Regina is the capital of the province of Saskatchewan. With a population of more than 230,000, it is one of the fastest growing urban centres in Canada. Located in the heart of the prairies, Regina is called the “City on the Horizon.” Named after Britain’s Queen Victoria, Regina is also known as the “Queen City.”

The site where Regina stands today was once a place where buffalo roamed the prairies. The Cree who hunted buffalo in this part of the prairies believed that the buffalo would not leave the bones of dead buffalo. Buffalo would be plentiful and hunting would be good as long as there were dead bones. Thus, the Cree gathered the bones of the buffalo in a large pile.

The site became famous for its large pile of bones, with the Cree calling it oskana kâ-asastêki, meaning “where the bones are piled.” The first Metis settlement was called “Pile O’ Bones.” In 1857, the explorer James Paliser incorrectly heard the Cree word for the area as “Wascana,” which it is still known by today.

Homesteaders took advantage of land grants and settled in this area of what was the Northwest Territories in the late 1800s. Edward Cars, who settled near Wascana Creek in 1881, was the first pioneer in the Regina area.

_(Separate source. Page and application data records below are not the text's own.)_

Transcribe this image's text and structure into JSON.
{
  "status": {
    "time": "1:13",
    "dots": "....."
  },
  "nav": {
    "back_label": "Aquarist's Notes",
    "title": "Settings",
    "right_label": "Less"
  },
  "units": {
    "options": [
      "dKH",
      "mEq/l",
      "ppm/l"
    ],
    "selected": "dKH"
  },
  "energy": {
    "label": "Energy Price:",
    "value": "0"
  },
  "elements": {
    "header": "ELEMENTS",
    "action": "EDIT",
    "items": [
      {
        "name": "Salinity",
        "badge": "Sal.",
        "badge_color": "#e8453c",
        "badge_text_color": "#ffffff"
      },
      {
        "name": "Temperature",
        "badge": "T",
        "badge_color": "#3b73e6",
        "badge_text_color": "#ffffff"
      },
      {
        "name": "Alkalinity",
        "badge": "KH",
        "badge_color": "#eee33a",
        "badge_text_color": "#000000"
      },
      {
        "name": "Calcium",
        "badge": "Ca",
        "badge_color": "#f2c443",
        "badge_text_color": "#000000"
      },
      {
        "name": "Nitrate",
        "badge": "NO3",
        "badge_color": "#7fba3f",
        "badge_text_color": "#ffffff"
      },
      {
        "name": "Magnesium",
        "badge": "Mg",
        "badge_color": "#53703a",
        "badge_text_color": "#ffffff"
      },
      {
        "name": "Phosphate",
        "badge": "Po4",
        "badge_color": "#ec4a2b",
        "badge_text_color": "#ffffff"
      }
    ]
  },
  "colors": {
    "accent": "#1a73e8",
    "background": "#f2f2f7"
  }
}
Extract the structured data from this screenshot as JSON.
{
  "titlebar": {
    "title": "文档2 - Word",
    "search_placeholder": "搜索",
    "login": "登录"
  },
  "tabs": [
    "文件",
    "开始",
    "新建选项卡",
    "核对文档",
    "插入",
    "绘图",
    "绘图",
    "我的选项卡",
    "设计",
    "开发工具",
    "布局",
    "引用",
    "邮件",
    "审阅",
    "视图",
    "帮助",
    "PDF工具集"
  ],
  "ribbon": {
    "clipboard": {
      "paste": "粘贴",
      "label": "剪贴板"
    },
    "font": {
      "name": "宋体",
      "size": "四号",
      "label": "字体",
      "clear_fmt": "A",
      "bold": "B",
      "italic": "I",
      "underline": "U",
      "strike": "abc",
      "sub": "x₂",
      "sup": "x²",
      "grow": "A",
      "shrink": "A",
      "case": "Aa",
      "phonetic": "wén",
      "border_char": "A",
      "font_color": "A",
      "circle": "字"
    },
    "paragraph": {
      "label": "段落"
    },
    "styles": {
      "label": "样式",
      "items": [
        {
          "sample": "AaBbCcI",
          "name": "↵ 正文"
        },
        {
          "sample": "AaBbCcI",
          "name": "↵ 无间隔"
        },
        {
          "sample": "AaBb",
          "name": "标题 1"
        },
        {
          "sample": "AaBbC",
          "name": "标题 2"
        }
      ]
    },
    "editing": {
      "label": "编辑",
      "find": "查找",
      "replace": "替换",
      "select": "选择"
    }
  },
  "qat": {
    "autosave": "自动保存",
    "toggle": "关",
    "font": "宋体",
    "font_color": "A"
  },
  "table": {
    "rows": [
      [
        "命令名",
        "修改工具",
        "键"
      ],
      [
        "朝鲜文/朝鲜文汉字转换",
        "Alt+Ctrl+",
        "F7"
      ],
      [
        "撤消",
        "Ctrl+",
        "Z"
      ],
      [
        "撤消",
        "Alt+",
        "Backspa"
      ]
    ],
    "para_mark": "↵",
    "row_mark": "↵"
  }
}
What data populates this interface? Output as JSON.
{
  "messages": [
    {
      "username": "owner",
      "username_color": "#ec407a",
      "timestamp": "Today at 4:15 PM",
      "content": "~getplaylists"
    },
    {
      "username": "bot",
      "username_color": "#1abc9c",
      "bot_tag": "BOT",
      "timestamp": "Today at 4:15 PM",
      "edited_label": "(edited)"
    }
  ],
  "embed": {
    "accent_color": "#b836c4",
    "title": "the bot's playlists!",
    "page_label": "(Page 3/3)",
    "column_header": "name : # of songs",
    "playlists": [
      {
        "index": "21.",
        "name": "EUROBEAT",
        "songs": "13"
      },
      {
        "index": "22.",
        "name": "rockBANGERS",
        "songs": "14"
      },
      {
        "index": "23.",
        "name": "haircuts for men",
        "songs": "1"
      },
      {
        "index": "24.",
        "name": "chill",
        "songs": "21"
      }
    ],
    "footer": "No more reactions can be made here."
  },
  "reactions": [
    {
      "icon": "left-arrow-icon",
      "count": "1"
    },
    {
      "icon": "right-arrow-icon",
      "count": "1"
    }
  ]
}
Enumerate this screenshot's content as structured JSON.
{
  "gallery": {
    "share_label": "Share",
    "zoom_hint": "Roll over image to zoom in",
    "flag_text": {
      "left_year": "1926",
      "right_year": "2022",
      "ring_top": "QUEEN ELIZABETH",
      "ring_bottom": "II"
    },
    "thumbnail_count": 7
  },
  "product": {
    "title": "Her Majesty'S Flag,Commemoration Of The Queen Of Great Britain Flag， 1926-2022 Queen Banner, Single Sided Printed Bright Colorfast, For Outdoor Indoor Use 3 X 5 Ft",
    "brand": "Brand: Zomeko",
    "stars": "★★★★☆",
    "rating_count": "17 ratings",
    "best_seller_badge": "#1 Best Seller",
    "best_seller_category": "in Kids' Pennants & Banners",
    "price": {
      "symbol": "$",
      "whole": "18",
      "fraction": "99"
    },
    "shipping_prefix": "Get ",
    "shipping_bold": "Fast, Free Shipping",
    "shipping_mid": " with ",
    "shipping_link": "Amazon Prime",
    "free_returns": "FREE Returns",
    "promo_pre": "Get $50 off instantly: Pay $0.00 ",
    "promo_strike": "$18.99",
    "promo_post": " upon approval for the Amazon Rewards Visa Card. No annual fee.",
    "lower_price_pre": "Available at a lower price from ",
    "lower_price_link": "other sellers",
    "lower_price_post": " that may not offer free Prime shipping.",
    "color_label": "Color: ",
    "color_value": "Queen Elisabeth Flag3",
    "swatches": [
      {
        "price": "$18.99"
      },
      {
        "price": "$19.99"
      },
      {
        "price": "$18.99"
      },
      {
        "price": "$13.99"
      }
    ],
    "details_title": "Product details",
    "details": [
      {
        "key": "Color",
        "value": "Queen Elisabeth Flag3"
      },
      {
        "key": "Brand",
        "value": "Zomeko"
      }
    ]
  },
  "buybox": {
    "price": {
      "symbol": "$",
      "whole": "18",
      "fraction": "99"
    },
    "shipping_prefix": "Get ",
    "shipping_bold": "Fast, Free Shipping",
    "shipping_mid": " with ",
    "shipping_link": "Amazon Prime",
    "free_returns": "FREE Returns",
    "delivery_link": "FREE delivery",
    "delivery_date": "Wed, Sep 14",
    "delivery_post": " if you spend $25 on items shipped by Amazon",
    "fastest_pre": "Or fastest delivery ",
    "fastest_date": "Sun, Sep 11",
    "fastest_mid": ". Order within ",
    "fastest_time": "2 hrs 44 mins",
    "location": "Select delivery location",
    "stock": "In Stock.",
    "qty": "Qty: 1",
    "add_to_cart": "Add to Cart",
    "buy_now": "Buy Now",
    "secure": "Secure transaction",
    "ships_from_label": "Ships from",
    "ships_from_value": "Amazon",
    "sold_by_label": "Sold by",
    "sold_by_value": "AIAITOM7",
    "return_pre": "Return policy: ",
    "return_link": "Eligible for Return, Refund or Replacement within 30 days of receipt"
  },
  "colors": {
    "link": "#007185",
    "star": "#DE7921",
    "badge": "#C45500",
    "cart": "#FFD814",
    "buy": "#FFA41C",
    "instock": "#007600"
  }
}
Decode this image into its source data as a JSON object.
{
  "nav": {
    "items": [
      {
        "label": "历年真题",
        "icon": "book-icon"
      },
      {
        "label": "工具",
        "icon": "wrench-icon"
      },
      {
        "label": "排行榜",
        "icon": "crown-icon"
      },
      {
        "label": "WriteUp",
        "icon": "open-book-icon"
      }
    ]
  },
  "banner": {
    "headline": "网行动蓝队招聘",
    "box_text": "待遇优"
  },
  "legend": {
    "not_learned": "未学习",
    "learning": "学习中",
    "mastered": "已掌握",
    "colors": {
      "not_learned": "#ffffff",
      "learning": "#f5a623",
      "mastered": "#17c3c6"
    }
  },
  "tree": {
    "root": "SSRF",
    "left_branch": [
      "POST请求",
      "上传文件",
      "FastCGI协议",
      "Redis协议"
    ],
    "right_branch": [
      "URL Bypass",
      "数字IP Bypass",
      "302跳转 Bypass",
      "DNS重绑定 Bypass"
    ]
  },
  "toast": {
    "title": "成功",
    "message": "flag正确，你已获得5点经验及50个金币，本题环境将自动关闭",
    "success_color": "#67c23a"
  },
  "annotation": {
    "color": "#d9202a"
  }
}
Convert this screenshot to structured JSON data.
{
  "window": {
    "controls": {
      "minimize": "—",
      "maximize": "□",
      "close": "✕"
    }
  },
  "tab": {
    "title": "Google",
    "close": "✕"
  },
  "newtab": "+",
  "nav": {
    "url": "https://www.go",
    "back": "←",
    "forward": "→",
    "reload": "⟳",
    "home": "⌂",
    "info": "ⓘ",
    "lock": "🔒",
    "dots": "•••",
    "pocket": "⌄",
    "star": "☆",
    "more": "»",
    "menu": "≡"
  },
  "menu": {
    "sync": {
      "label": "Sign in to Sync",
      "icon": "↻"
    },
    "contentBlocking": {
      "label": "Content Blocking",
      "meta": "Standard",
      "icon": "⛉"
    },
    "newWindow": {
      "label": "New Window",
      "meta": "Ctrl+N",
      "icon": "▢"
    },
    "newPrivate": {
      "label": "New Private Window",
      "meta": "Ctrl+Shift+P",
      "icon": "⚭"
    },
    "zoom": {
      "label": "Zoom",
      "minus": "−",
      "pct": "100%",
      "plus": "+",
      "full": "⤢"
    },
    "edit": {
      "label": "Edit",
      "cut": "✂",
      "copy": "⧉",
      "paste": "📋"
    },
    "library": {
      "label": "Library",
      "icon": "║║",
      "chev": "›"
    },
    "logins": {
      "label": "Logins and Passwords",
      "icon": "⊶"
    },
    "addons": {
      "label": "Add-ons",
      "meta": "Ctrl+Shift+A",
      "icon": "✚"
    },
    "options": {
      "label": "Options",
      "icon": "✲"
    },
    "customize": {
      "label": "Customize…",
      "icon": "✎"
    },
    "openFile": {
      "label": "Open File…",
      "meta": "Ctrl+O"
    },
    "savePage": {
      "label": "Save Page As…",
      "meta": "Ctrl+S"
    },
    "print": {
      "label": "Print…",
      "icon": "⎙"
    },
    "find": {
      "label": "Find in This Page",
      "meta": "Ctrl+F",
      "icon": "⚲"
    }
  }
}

In 1882, six settlers set up camp near present-day Wascana Lake. Another party of eleven people arrived a few days later.

There were several names that were proposed for this new settlement along Wascana Creek. Princess Louise, wife of the Governor General who was the Queen’s representative in Canada, suggested “Regina” in honour of her mother Queen Victoria. The capital of the Northwest Territories was moved from the northern town of Battleford to Regina in 1883, although this was not without controversy. Saskatchewan was declared a province in 1905 and Regina was named its capital in 1906.

Today, Regina is a rapidly growing city with a vibrant arts and culture community. As the capital of the province of Saskatchewan, it is home to the Saskatchewan Legislature. The Globe Theatre, MacKenzie Art Gallery, New Dance Horizons, Regina Symphony Orchestra, Royal Saskatchewan Museum, and Royal Canadian Mounted Police Heritage Centre are but some of the cultural activities that Regina has to offer visitors. It is home to the University of Regina, Campion College, First Nations University of Canada, and Luther College, as well as Saskatchewan Polytechnic. Also called Riderville, Regina is the home of the Canadian Football League’s beloved Saskatchewan Roughriders.

From A Brief History of Regina by the City of Regina